* PROMPT
Across the records, how many lines contain "JSON"? Answer with the number alone.

Stored data entries
----------

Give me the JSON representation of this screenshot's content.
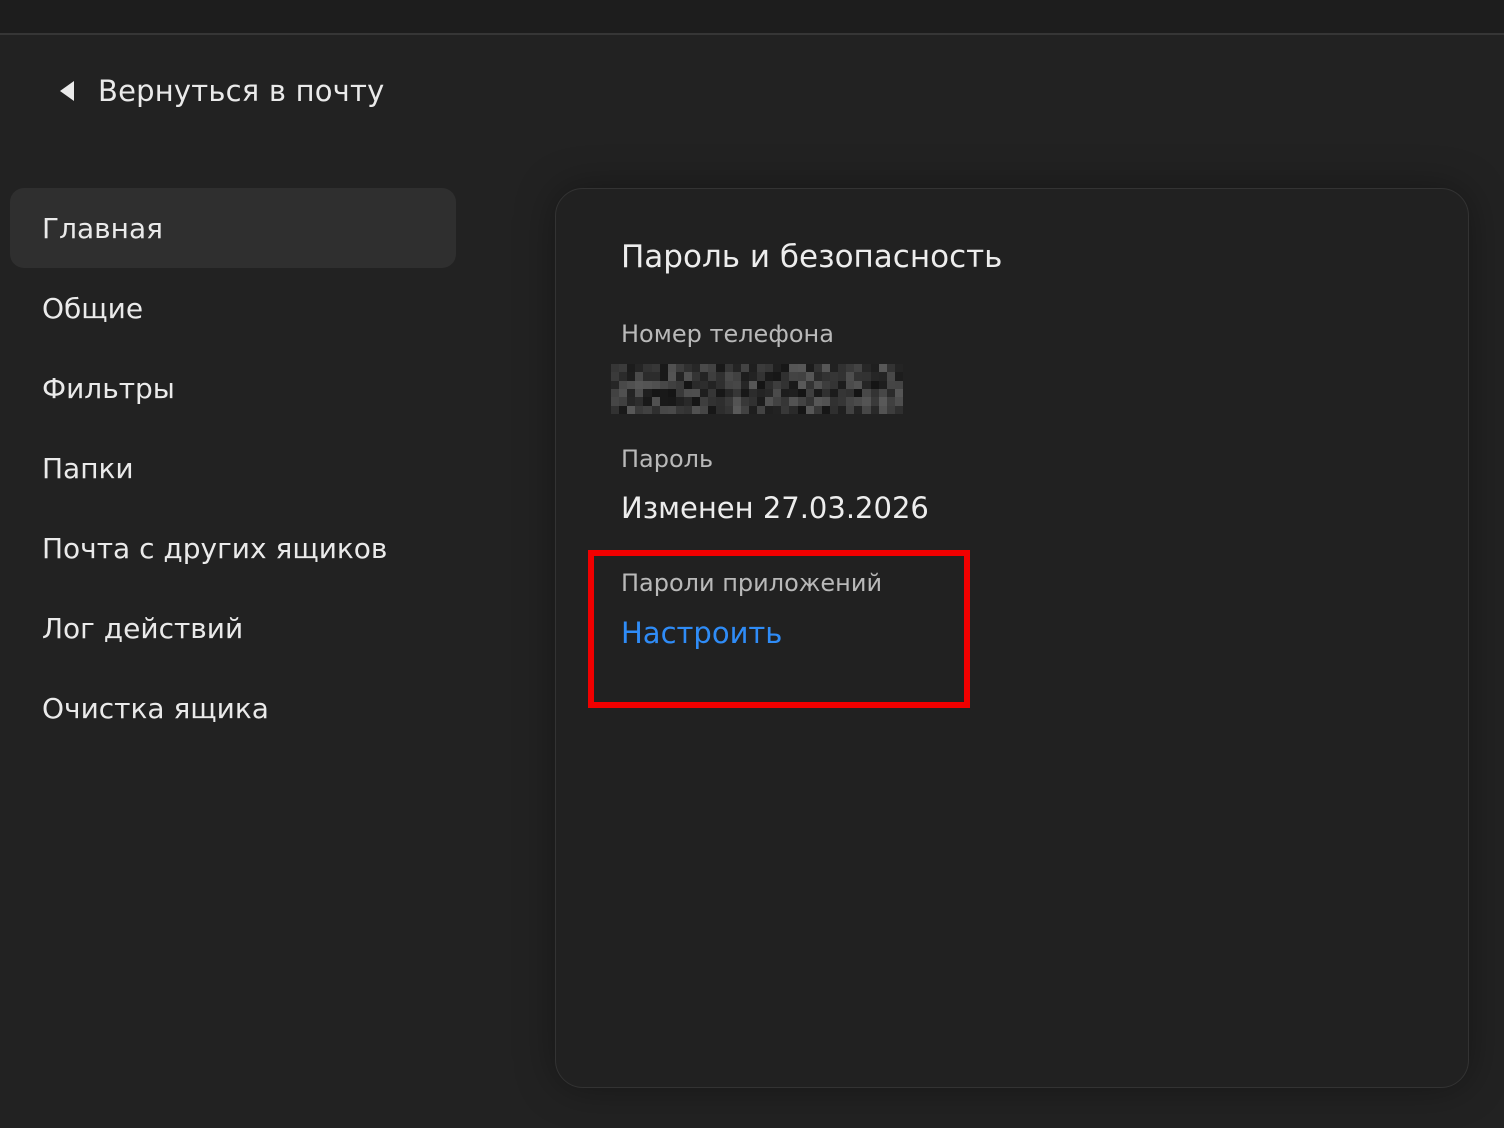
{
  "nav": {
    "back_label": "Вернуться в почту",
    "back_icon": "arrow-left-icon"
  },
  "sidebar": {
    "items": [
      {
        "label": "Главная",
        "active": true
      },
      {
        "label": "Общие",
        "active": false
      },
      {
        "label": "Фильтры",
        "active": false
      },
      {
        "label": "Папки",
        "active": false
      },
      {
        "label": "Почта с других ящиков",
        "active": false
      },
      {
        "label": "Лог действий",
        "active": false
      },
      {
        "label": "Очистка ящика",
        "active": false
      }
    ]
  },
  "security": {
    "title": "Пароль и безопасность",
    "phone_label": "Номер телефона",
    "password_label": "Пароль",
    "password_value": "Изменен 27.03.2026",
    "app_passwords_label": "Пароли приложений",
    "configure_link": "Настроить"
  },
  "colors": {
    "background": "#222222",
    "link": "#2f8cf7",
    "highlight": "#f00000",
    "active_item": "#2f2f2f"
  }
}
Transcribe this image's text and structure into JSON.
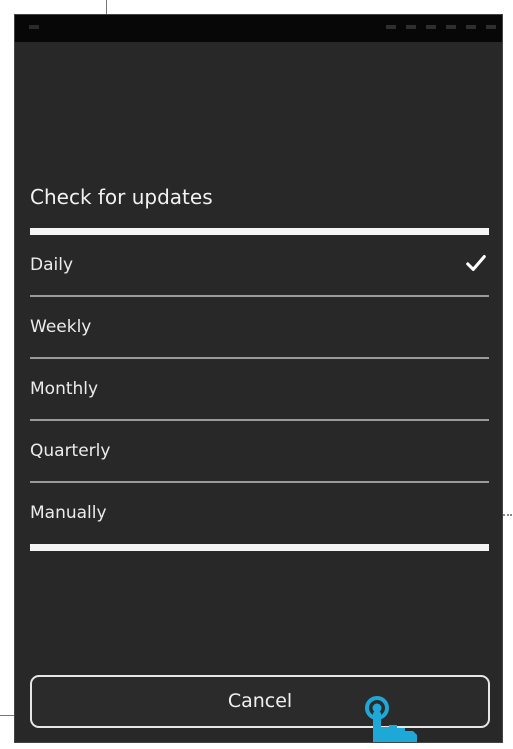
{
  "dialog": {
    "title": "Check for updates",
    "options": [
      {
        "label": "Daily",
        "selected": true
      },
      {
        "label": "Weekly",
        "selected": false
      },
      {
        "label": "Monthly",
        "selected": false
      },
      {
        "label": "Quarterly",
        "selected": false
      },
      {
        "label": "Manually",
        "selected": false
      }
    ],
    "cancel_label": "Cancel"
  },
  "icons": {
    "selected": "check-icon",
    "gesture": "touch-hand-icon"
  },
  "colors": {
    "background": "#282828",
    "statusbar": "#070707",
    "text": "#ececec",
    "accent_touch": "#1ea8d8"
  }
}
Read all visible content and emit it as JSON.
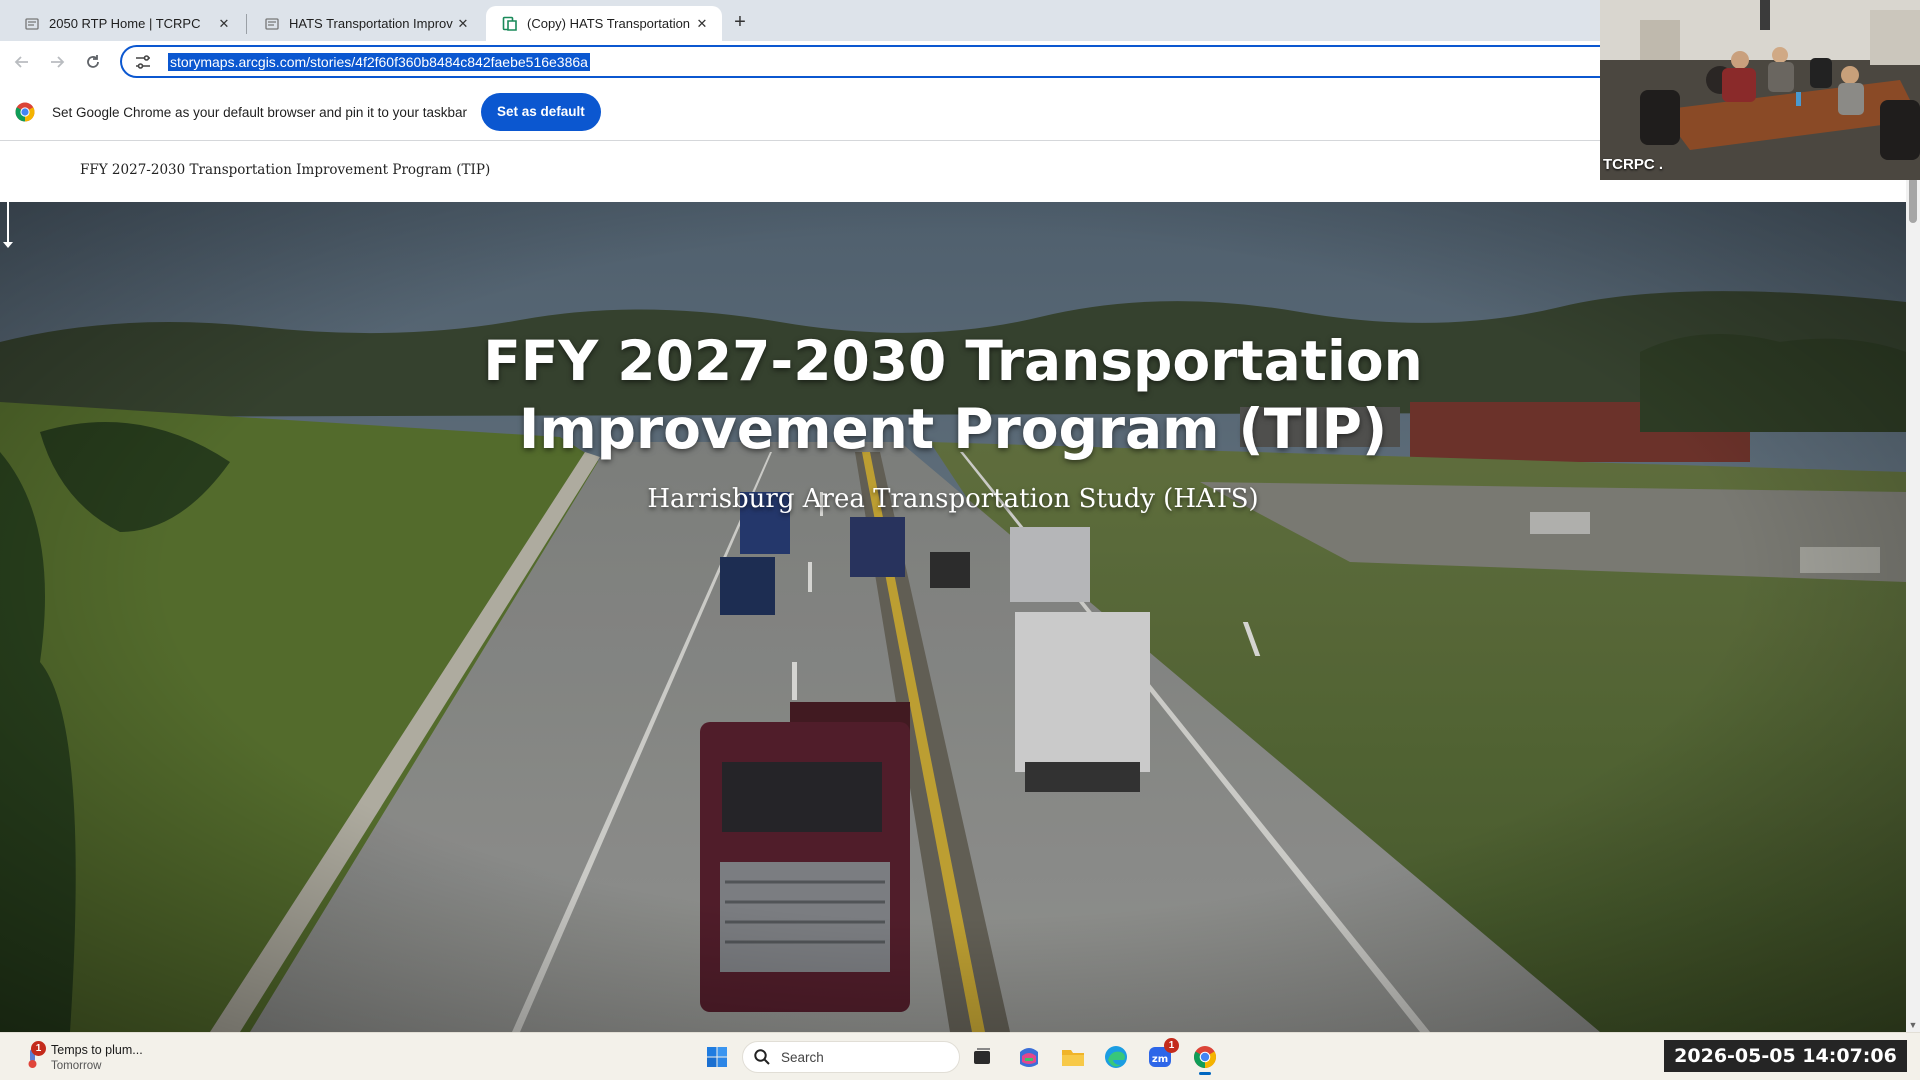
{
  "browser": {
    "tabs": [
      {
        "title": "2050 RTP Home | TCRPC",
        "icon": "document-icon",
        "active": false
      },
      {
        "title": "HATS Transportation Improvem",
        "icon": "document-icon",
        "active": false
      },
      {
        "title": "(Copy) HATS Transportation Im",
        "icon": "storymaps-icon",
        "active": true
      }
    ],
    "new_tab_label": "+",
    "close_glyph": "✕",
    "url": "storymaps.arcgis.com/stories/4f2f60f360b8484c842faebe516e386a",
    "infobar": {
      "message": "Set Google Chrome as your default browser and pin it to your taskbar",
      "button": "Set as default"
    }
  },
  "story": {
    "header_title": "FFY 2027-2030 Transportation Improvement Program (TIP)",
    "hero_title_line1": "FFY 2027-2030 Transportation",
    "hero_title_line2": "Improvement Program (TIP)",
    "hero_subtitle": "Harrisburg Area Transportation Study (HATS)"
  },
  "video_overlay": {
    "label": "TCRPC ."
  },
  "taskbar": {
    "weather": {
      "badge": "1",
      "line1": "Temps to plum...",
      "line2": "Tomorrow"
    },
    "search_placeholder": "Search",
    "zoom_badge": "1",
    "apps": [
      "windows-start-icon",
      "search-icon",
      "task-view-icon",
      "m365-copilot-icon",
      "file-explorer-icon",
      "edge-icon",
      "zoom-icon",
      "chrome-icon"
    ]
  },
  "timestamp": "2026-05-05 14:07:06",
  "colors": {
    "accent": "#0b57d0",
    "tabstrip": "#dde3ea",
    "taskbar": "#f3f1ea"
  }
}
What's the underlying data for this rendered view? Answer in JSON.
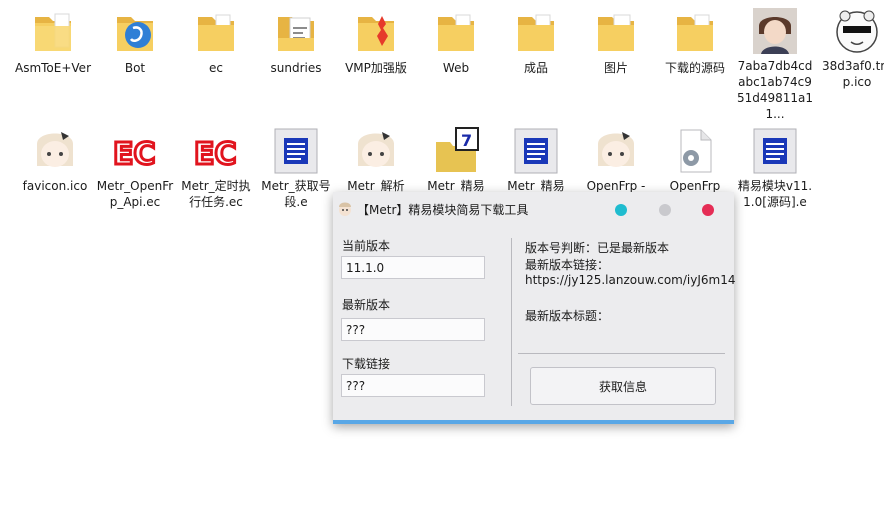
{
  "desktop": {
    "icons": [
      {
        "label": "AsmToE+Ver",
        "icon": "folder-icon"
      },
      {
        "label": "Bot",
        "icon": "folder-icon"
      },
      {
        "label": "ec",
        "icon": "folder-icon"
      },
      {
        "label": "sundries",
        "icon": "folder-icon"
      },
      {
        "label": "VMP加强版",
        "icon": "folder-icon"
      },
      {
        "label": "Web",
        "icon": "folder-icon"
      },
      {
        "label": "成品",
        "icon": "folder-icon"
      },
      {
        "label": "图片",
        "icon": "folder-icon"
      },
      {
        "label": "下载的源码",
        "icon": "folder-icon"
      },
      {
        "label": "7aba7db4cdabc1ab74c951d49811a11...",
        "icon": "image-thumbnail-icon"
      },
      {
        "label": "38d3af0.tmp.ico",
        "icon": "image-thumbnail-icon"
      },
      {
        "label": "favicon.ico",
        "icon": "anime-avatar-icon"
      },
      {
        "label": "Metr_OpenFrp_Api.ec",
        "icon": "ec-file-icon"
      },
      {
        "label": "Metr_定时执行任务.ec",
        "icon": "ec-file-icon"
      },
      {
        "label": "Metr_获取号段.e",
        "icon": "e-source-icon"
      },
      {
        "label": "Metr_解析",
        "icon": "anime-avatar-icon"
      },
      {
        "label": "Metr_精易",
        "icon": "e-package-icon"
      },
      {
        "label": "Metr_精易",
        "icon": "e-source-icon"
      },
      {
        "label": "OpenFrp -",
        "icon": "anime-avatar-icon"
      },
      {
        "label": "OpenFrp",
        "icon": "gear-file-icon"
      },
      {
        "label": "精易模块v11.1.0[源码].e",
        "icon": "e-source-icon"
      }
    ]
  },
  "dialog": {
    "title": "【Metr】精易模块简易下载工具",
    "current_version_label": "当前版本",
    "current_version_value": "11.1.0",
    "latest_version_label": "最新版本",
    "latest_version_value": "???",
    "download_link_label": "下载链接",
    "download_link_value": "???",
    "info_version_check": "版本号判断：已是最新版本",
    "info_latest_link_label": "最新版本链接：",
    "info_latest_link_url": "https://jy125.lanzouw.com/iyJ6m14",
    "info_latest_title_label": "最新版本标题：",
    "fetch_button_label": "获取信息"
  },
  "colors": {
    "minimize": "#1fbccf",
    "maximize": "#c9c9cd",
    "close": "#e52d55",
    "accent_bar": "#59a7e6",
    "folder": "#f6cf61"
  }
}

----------

* RESPONSE BOX
4